> **EXERCISE INSTRUCTIONS**: Look through the data below. Pick out the lines holding the string "header".

(Dataset rows for apps and sites)
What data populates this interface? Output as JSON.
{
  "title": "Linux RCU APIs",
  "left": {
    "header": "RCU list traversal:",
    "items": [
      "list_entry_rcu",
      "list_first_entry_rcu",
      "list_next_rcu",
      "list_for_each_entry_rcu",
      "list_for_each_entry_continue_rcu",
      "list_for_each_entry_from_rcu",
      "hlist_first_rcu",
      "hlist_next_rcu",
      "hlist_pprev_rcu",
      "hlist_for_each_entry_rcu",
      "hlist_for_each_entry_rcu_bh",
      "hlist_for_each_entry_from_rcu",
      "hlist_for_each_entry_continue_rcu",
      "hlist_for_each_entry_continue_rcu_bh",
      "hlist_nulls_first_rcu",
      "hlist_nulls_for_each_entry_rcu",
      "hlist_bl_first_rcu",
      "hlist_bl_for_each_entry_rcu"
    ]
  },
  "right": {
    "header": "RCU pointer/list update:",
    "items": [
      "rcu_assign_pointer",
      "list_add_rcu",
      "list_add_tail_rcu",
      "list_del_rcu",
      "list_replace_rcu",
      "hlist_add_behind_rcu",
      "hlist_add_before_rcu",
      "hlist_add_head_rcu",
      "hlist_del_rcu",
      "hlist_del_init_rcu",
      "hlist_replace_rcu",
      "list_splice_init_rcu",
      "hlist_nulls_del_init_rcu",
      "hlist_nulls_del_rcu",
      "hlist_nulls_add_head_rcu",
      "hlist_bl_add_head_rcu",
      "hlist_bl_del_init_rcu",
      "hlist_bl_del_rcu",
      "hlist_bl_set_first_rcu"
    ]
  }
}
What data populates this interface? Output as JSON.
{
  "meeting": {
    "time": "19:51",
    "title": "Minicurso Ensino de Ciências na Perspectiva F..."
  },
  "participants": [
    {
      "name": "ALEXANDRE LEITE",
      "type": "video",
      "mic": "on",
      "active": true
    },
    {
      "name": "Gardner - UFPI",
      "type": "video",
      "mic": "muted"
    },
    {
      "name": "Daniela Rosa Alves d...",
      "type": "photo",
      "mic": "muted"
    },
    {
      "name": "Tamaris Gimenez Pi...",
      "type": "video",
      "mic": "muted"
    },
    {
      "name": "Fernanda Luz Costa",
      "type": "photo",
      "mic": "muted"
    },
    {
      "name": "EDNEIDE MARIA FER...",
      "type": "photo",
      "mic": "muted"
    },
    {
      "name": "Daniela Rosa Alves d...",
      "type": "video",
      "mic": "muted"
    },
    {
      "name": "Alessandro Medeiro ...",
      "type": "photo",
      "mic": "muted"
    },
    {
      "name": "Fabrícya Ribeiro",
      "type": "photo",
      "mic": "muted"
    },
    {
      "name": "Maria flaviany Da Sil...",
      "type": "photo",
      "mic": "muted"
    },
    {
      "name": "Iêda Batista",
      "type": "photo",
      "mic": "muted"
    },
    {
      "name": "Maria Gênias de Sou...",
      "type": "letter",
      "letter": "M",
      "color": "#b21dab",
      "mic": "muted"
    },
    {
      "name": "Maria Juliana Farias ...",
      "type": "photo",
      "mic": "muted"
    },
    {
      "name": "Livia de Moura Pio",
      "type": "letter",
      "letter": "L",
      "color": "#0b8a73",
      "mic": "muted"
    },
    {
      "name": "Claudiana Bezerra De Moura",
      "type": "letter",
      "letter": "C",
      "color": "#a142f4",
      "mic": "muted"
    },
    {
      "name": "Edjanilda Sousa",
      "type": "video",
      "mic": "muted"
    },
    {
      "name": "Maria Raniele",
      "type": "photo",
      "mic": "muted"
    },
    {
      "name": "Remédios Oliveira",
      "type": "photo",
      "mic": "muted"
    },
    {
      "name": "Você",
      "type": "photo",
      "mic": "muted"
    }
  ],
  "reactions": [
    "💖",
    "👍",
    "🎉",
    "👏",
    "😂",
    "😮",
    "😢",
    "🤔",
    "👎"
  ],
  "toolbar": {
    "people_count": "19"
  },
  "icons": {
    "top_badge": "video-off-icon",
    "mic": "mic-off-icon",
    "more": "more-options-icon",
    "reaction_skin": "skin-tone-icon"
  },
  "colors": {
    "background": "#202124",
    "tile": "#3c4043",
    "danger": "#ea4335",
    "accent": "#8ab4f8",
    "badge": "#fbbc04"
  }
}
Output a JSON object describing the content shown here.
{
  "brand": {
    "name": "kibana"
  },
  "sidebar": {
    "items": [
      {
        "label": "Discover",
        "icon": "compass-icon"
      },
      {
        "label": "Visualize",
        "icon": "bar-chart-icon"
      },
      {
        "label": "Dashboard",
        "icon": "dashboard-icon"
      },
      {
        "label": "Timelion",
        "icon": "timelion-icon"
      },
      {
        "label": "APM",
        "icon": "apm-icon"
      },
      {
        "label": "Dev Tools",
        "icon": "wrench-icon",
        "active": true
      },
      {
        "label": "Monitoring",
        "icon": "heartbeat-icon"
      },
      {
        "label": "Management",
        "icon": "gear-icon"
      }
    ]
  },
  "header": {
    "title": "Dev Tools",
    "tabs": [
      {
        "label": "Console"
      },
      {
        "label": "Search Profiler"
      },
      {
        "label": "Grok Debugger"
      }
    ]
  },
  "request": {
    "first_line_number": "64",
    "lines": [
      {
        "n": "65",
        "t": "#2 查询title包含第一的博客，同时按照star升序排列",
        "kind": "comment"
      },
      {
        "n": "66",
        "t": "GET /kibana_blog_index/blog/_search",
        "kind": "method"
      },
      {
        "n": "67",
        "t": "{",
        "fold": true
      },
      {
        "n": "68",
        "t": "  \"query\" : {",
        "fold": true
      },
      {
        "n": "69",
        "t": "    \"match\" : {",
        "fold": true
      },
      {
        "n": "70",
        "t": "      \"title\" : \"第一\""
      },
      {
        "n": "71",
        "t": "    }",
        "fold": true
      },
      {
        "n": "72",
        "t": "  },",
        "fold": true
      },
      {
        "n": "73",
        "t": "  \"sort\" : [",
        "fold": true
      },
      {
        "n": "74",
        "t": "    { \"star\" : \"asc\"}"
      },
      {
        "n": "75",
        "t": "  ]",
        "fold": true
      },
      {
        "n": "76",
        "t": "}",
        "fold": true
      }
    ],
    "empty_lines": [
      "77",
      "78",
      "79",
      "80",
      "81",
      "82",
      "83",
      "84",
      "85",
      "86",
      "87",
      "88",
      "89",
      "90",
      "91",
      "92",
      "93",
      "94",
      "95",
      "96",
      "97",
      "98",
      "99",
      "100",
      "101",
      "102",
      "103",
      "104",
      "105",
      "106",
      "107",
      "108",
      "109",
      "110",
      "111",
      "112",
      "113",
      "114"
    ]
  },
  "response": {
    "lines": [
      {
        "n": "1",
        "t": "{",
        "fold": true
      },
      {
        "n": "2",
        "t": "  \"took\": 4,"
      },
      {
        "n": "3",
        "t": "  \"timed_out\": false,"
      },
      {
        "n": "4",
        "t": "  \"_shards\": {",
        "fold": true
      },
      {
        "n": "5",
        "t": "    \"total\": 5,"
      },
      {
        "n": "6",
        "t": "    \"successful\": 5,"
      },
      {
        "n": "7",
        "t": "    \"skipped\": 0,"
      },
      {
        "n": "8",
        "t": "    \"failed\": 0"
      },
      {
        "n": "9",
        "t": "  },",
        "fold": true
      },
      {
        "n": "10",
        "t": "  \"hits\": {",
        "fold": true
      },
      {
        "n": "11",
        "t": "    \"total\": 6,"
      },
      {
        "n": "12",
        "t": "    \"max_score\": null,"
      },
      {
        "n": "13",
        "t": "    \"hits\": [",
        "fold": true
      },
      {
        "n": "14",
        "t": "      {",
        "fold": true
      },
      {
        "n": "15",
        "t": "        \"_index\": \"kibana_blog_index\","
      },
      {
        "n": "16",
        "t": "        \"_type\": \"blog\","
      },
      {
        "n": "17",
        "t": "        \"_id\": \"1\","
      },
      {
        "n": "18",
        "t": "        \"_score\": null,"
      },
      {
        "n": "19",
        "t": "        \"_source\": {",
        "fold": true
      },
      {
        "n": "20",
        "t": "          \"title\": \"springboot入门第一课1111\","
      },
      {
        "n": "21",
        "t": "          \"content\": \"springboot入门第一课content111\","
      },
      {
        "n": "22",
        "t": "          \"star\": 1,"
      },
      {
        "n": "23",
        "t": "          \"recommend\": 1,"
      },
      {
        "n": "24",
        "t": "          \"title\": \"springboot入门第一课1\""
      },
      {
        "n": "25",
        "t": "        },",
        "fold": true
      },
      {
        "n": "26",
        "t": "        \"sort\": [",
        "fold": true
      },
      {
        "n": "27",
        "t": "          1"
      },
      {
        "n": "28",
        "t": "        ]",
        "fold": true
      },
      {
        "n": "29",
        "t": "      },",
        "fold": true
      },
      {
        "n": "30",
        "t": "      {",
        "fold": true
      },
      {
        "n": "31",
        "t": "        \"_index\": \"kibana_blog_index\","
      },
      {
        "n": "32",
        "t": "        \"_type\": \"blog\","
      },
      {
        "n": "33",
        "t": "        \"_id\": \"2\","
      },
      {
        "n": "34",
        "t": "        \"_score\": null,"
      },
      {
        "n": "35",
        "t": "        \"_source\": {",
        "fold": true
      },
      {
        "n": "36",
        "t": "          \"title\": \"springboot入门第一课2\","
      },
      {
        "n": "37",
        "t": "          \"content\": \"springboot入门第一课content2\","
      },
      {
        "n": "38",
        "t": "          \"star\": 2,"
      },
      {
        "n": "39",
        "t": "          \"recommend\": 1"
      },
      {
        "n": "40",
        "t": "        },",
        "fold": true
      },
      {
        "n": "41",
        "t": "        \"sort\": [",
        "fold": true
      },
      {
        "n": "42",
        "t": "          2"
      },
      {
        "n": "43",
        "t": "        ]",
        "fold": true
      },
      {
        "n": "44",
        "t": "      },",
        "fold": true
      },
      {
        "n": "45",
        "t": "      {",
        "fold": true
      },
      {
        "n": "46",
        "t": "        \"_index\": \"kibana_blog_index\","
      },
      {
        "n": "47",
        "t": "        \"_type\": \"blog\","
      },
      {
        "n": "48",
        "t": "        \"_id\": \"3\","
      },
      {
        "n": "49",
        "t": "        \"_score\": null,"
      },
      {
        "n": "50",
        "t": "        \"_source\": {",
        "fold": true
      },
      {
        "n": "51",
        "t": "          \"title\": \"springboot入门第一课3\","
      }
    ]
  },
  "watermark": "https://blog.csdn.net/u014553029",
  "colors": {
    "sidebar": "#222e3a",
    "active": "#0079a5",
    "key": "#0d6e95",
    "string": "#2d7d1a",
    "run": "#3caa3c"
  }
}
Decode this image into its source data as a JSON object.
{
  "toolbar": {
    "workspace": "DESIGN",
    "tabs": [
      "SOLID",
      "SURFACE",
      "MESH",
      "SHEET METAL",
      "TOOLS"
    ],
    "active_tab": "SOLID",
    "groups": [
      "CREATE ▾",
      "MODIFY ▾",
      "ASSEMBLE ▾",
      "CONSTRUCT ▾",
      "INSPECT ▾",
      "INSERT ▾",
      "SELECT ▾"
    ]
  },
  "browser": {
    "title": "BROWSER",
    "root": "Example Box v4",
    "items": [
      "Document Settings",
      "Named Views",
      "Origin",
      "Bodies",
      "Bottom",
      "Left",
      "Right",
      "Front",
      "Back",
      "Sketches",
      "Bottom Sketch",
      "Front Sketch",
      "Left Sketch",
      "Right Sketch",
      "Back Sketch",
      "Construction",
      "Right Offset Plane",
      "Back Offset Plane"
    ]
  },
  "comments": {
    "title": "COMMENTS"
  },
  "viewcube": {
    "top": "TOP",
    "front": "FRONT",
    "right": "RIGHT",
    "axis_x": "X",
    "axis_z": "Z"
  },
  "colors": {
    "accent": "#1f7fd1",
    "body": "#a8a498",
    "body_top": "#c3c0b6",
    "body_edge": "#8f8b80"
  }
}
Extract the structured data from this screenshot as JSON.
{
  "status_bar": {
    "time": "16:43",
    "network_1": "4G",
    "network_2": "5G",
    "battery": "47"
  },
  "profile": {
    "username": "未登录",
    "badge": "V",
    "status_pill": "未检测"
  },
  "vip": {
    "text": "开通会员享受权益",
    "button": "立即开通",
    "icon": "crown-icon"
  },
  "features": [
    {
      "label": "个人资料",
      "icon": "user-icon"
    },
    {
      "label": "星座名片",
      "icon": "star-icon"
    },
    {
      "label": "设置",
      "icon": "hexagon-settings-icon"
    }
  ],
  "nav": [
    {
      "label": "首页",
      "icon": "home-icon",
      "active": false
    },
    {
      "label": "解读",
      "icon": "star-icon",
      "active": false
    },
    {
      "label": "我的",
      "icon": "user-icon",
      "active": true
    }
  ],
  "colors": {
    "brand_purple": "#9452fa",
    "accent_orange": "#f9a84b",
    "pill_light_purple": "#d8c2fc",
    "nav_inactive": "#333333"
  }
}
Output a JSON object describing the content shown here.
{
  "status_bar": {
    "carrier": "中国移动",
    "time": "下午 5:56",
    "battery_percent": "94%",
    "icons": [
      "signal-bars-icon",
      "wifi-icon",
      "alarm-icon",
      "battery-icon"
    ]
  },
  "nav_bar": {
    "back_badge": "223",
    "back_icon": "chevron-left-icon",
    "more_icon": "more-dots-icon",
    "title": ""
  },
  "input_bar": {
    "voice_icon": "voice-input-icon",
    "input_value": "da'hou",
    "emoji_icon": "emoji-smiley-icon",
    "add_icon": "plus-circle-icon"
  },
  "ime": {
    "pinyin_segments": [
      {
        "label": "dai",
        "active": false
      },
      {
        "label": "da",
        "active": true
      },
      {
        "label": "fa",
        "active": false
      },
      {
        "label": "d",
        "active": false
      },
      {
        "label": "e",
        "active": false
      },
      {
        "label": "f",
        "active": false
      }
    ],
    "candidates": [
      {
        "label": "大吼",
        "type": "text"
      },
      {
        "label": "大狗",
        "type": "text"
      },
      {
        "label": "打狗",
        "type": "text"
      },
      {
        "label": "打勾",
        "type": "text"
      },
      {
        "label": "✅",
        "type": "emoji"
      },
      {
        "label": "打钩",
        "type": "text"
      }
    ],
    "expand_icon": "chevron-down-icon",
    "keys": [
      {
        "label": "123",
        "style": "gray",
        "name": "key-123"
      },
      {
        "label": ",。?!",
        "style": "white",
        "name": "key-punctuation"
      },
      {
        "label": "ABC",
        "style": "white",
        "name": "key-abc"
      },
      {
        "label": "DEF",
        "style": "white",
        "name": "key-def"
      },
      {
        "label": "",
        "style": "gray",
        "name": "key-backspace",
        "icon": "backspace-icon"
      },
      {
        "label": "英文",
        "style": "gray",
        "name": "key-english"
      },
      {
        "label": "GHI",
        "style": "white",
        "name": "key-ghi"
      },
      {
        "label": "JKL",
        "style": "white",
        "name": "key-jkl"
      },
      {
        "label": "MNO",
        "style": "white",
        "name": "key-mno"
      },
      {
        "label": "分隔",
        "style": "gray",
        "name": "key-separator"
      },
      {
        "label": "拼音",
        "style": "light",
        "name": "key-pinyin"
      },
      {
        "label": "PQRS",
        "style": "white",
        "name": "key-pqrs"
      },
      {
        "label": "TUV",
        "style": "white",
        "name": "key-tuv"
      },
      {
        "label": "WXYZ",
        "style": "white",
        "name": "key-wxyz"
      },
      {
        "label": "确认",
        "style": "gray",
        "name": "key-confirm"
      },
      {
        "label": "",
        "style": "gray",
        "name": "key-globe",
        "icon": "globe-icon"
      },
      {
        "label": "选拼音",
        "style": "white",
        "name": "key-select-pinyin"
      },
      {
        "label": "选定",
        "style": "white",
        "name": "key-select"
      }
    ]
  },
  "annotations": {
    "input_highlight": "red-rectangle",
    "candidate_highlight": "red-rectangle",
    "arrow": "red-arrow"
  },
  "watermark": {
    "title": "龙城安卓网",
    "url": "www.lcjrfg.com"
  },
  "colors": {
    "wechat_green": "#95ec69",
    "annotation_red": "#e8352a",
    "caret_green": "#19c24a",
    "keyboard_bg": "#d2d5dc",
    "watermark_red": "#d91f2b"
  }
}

> **COMPLETED TASK**:
    "header": "RCU list traversal:",
    "header": "RCU pointer/list update:",
  "header": {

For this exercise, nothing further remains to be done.